START Task material

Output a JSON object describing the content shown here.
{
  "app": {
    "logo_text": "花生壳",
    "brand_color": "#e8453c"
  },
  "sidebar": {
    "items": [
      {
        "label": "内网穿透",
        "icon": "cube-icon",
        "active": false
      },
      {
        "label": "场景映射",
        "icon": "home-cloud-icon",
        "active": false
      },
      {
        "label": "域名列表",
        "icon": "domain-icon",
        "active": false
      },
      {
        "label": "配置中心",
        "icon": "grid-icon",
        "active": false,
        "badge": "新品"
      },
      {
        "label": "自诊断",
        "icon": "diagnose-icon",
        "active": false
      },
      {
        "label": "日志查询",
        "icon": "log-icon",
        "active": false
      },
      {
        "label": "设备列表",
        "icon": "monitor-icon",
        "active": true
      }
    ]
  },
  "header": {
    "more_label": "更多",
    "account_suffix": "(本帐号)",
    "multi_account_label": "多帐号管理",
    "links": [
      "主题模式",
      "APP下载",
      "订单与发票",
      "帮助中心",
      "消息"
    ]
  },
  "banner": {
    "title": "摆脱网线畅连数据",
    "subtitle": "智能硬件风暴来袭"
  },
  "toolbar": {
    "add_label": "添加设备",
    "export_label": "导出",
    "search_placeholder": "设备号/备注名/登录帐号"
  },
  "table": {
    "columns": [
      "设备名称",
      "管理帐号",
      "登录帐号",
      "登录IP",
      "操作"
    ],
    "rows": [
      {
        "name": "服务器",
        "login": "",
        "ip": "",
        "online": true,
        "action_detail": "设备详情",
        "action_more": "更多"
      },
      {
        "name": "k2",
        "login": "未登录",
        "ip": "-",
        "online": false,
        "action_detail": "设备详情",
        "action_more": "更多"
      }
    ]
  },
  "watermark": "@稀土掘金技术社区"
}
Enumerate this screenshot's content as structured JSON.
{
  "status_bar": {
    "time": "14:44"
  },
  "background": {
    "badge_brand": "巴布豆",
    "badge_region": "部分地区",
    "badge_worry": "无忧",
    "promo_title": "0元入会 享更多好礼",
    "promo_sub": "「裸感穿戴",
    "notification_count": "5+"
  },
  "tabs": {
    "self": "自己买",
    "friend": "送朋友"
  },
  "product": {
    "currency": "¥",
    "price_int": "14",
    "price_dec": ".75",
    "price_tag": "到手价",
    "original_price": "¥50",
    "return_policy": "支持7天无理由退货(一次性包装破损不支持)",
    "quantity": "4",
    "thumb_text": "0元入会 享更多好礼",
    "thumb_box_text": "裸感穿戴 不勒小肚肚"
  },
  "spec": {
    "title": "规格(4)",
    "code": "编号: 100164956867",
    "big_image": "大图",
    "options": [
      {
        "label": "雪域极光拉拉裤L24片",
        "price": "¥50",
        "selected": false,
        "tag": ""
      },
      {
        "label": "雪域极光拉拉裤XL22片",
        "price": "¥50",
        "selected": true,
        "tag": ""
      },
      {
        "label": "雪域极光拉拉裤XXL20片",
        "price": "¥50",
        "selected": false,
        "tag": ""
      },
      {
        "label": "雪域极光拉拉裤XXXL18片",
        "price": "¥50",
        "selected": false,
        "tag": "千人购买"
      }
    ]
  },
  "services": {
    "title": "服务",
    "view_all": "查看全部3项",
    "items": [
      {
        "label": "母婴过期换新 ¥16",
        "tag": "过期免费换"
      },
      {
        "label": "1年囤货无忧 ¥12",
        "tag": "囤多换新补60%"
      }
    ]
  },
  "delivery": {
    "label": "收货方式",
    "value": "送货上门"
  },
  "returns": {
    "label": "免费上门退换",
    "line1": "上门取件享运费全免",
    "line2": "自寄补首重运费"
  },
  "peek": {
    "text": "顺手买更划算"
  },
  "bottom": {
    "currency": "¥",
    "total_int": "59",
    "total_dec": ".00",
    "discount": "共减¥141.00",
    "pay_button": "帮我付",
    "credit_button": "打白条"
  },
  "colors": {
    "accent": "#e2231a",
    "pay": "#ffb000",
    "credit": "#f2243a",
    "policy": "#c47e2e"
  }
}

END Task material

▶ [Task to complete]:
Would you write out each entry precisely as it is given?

▶ [Answer for the task]:
Output a JSON object describing the content shown here.
{
  "app": {
    "logo_text": "花生壳",
    "brand_color": "#e8453c"
  },
  "sidebar": {
    "items": [
      {
        "label": "内网穿透",
        "icon": "cube-icon",
        "active": false
      },
      {
        "label": "场景映射",
        "icon": "home-cloud-icon",
        "active": false
      },
      {
        "label": "域名列表",
        "icon": "domain-icon",
        "active": false
      },
      {
        "label": "配置中心",
        "icon": "grid-icon",
        "active": false,
        "badge": "新品"
      },
      {
        "label": "自诊断",
        "icon": "diagnose-icon",
        "active": false
      },
      {
        "label": "日志查询",
        "icon": "log-icon",
        "active": false
      },
      {
        "label": "设备列表",
        "icon": "monitor-icon",
        "active": true
      }
    ]
  },
  "header": {
    "more_label": "更多",
    "account_suffix": "(本帐号)",
    "multi_account_label": "多帐号管理",
    "links": [
      "主题模式",
      "APP下载",
      "订单与发票",
      "帮助中心",
      "消息"
    ]
  },
  "banner": {
    "title": "摆脱网线畅连数据",
    "subtitle": "智能硬件风暴来袭"
  },
  "toolbar": {
    "add_label": "添加设备",
    "export_label": "导出",
    "search_placeholder": "设备号/备注名/登录帐号"
  },
  "table": {
    "columns": [
      "设备名称",
      "管理帐号",
      "登录帐号",
      "登录IP",
      "操作"
    ],
    "rows": [
      {
        "name": "服务器",
        "login": "",
        "ip": "",
        "online": true,
        "action_detail": "设备详情",
        "action_more": "更多"
      },
      {
        "name": "k2",
        "login": "未登录",
        "ip": "-",
        "online": false,
        "action_detail": "设备详情",
        "action_more": "更多"
      }
    ]
  },
  "watermark": "@稀土掘金技术社区"
}
Enumerate this screenshot's content as structured JSON.
{
  "status_bar": {
    "time": "14:44"
  },
  "background": {
    "badge_brand": "巴布豆",
    "badge_region": "部分地区",
    "badge_worry": "无忧",
    "promo_title": "0元入会 享更多好礼",
    "promo_sub": "「裸感穿戴",
    "notification_count": "5+"
  },
  "tabs": {
    "self": "自己买",
    "friend": "送朋友"
  },
  "product": {
    "currency": "¥",
    "price_int": "14",
    "price_dec": ".75",
    "price_tag": "到手价",
    "original_price": "¥50",
    "return_policy": "支持7天无理由退货(一次性包装破损不支持)",
    "quantity": "4",
    "thumb_text": "0元入会 享更多好礼",
    "thumb_box_text": "裸感穿戴 不勒小肚肚"
  },
  "spec": {
    "title": "规格(4)",
    "code": "编号: 100164956867",
    "big_image": "大图",
    "options": [
      {
        "label": "雪域极光拉拉裤L24片",
        "price": "¥50",
        "selected": false,
        "tag": ""
      },
      {
        "label": "雪域极光拉拉裤XL22片",
        "price": "¥50",
        "selected": true,
        "tag": ""
      },
      {
        "label": "雪域极光拉拉裤XXL20片",
        "price": "¥50",
        "selected": false,
        "tag": ""
      },
      {
        "label": "雪域极光拉拉裤XXXL18片",
        "price": "¥50",
        "selected": false,
        "tag": "千人购买"
      }
    ]
  },
  "services": {
    "title": "服务",
    "view_all": "查看全部3项",
    "items": [
      {
        "label": "母婴过期换新 ¥16",
        "tag": "过期免费换"
      },
      {
        "label": "1年囤货无忧 ¥12",
        "tag": "囤多换新补60%"
      }
    ]
  },
  "delivery": {
    "label": "收货方式",
    "value": "送货上门"
  },
  "returns": {
    "label": "免费上门退换",
    "line1": "上门取件享运费全免",
    "line2": "自寄补首重运费"
  },
  "peek": {
    "text": "顺手买更划算"
  },
  "bottom": {
    "currency": "¥",
    "total_int": "59",
    "total_dec": ".00",
    "discount": "共减¥141.00",
    "pay_button": "帮我付",
    "credit_button": "打白条"
  },
  "colors": {
    "accent": "#e2231a",
    "pay": "#ffb000",
    "credit": "#f2243a",
    "policy": "#c47e2e"
  }
}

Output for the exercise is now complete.